- _ASSIGNED TASK_
Although the records contain pictures, only their text should be reproduced, exactly as written.

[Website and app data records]
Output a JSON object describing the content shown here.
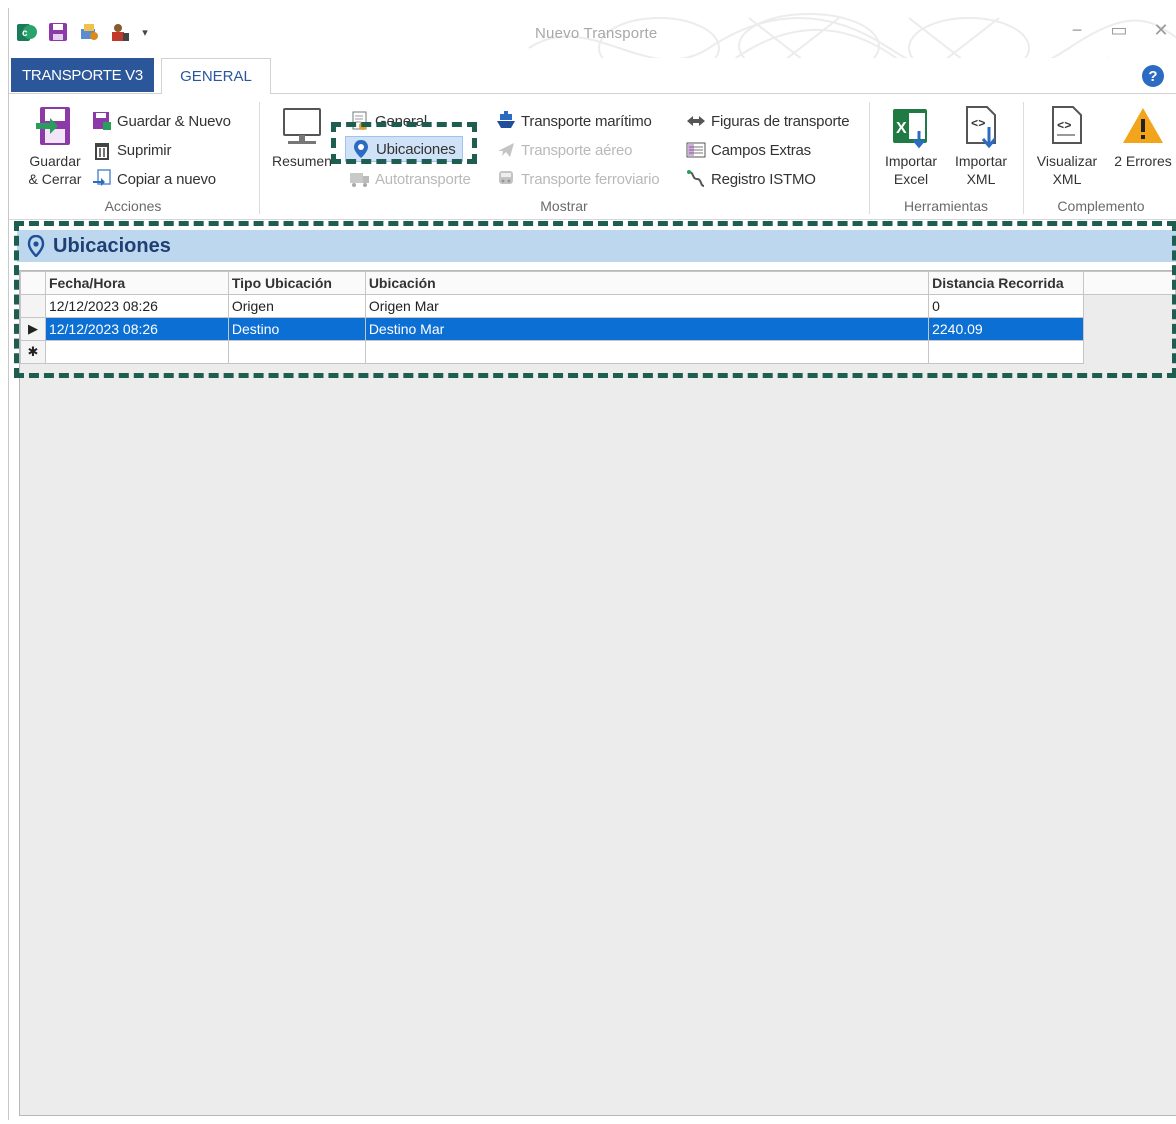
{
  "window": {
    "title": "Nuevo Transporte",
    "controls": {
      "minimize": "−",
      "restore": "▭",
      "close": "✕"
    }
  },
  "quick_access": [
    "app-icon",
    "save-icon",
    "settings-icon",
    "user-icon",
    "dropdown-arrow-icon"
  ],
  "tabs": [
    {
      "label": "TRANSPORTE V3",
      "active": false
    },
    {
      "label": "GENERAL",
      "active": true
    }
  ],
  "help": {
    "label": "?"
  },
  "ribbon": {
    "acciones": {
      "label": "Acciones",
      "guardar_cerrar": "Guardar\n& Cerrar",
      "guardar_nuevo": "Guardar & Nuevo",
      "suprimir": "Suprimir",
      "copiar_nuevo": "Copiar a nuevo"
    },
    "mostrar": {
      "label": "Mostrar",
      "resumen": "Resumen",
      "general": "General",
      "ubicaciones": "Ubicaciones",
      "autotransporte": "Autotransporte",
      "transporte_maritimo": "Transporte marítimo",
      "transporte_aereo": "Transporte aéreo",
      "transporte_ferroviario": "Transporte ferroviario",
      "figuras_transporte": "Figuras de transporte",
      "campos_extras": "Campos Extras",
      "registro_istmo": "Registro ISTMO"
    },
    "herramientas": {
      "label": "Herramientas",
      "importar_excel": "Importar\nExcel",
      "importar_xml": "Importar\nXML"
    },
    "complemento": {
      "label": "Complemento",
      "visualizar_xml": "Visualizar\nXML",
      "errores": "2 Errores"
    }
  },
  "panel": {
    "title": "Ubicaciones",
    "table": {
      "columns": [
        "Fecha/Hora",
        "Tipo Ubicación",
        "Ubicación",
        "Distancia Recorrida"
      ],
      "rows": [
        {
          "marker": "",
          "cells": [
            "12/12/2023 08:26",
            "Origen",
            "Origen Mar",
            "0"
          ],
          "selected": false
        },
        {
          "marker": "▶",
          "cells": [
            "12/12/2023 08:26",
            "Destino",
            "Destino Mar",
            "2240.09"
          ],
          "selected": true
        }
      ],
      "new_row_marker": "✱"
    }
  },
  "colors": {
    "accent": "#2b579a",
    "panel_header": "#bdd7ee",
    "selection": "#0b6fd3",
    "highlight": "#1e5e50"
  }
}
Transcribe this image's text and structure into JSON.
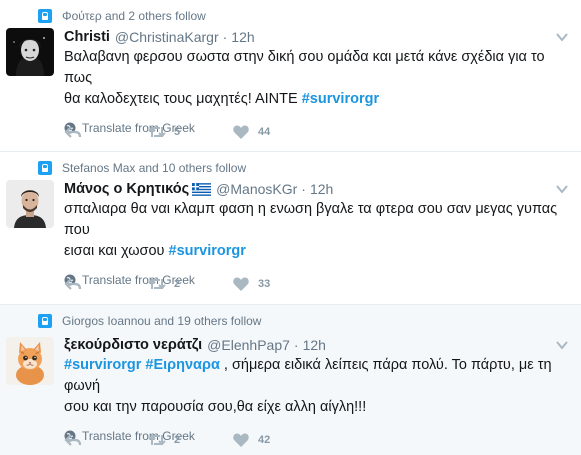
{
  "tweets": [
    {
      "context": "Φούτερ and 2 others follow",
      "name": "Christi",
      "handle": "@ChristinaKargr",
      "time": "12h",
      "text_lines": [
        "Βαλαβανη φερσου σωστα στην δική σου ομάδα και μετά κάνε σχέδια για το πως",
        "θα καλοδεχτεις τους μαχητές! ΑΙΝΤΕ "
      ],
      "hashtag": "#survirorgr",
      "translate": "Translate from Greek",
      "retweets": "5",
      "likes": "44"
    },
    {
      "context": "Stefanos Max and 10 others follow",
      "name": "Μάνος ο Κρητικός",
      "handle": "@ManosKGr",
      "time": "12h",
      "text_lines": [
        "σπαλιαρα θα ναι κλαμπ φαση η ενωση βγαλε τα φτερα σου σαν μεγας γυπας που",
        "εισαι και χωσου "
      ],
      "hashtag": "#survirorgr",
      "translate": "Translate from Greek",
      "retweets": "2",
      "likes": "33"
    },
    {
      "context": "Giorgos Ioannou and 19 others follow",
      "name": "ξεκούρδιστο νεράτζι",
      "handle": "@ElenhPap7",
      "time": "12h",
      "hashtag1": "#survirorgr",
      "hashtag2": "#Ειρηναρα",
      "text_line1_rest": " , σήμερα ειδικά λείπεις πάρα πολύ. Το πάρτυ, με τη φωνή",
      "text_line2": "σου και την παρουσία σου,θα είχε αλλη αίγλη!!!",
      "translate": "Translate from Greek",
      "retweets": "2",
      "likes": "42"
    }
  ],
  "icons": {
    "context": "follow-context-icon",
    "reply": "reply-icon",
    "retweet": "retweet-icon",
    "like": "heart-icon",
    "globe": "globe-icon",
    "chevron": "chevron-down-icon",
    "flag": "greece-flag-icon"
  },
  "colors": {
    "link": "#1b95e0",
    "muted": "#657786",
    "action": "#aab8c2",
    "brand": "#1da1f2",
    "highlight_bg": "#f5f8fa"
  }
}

- _EXERCISE SOLUTION_
Output a JSON object describing the content shown here.
{
  "window": {
    "title": "Nuevo Transporte",
    "controls": {
      "minimize": "−",
      "restore": "▭",
      "close": "✕"
    }
  },
  "quick_access": [
    "app-icon",
    "save-icon",
    "settings-icon",
    "user-icon",
    "dropdown-arrow-icon"
  ],
  "tabs": [
    {
      "label": "TRANSPORTE V3",
      "active": false
    },
    {
      "label": "GENERAL",
      "active": true
    }
  ],
  "help": {
    "label": "?"
  },
  "ribbon": {
    "acciones": {
      "label": "Acciones",
      "guardar_cerrar": "Guardar\n& Cerrar",
      "guardar_nuevo": "Guardar & Nuevo",
      "suprimir": "Suprimir",
      "copiar_nuevo": "Copiar a nuevo"
    },
    "mostrar": {
      "label": "Mostrar",
      "resumen": "Resumen",
      "general": "General",
      "ubicaciones": "Ubicaciones",
      "autotransporte": "Autotransporte",
      "transporte_maritimo": "Transporte marítimo",
      "transporte_aereo": "Transporte aéreo",
      "transporte_ferroviario": "Transporte ferroviario",
      "figuras_transporte": "Figuras de transporte",
      "campos_extras": "Campos Extras",
      "registro_istmo": "Registro ISTMO"
    },
    "herramientas": {
      "label": "Herramientas",
      "importar_excel": "Importar\nExcel",
      "importar_xml": "Importar\nXML"
    },
    "complemento": {
      "label": "Complemento",
      "visualizar_xml": "Visualizar\nXML",
      "errores": "2 Errores"
    }
  },
  "panel": {
    "title": "Ubicaciones",
    "table": {
      "columns": [
        "Fecha/Hora",
        "Tipo Ubicación",
        "Ubicación",
        "Distancia Recorrida"
      ],
      "rows": [
        {
          "marker": "",
          "cells": [
            "12/12/2023 08:26",
            "Origen",
            "Origen Mar",
            "0"
          ],
          "selected": false
        },
        {
          "marker": "▶",
          "cells": [
            "12/12/2023 08:26",
            "Destino",
            "Destino Mar",
            "2240.09"
          ],
          "selected": true
        }
      ],
      "new_row_marker": "✱"
    }
  },
  "colors": {
    "accent": "#2b579a",
    "panel_header": "#bdd7ee",
    "selection": "#0b6fd3",
    "highlight": "#1e5e50"
  }
}
Transcribe this image's text and structure into JSON.
{
  "tweets": [
    {
      "context": "Φούτερ and 2 others follow",
      "name": "Christi",
      "handle": "@ChristinaKargr",
      "time": "12h",
      "text_lines": [
        "Βαλαβανη φερσου σωστα στην δική σου ομάδα και μετά κάνε σχέδια για το πως",
        "θα καλοδεχτεις τους μαχητές! ΑΙΝΤΕ "
      ],
      "hashtag": "#survirorgr",
      "translate": "Translate from Greek",
      "retweets": "5",
      "likes": "44"
    },
    {
      "context": "Stefanos Max and 10 others follow",
      "name": "Μάνος ο Κρητικός",
      "handle": "@ManosKGr",
      "time": "12h",
      "text_lines": [
        "σπαλιαρα θα ναι κλαμπ φαση η ενωση βγαλε τα φτερα σου σαν μεγας γυπας που",
        "εισαι και χωσου "
      ],
      "hashtag": "#survirorgr",
      "translate": "Translate from Greek",
      "retweets": "2",
      "likes": "33"
    },
    {
      "context": "Giorgos Ioannou and 19 others follow",
      "name": "ξεκούρδιστο νεράτζι",
      "handle": "@ElenhPap7",
      "time": "12h",
      "hashtag1": "#survirorgr",
      "hashtag2": "#Ειρηναρα",
      "text_line1_rest": " , σήμερα ειδικά λείπεις πάρα πολύ. Το πάρτυ, με τη φωνή",
      "text_line2": "σου και την παρουσία σου,θα είχε αλλη αίγλη!!!",
      "translate": "Translate from Greek",
      "retweets": "2",
      "likes": "42"
    }
  ],
  "icons": {
    "context": "follow-context-icon",
    "reply": "reply-icon",
    "retweet": "retweet-icon",
    "like": "heart-icon",
    "globe": "globe-icon",
    "chevron": "chevron-down-icon",
    "flag": "greece-flag-icon"
  },
  "colors": {
    "link": "#1b95e0",
    "muted": "#657786",
    "action": "#aab8c2",
    "brand": "#1da1f2",
    "highlight_bg": "#f5f8fa"
  }
}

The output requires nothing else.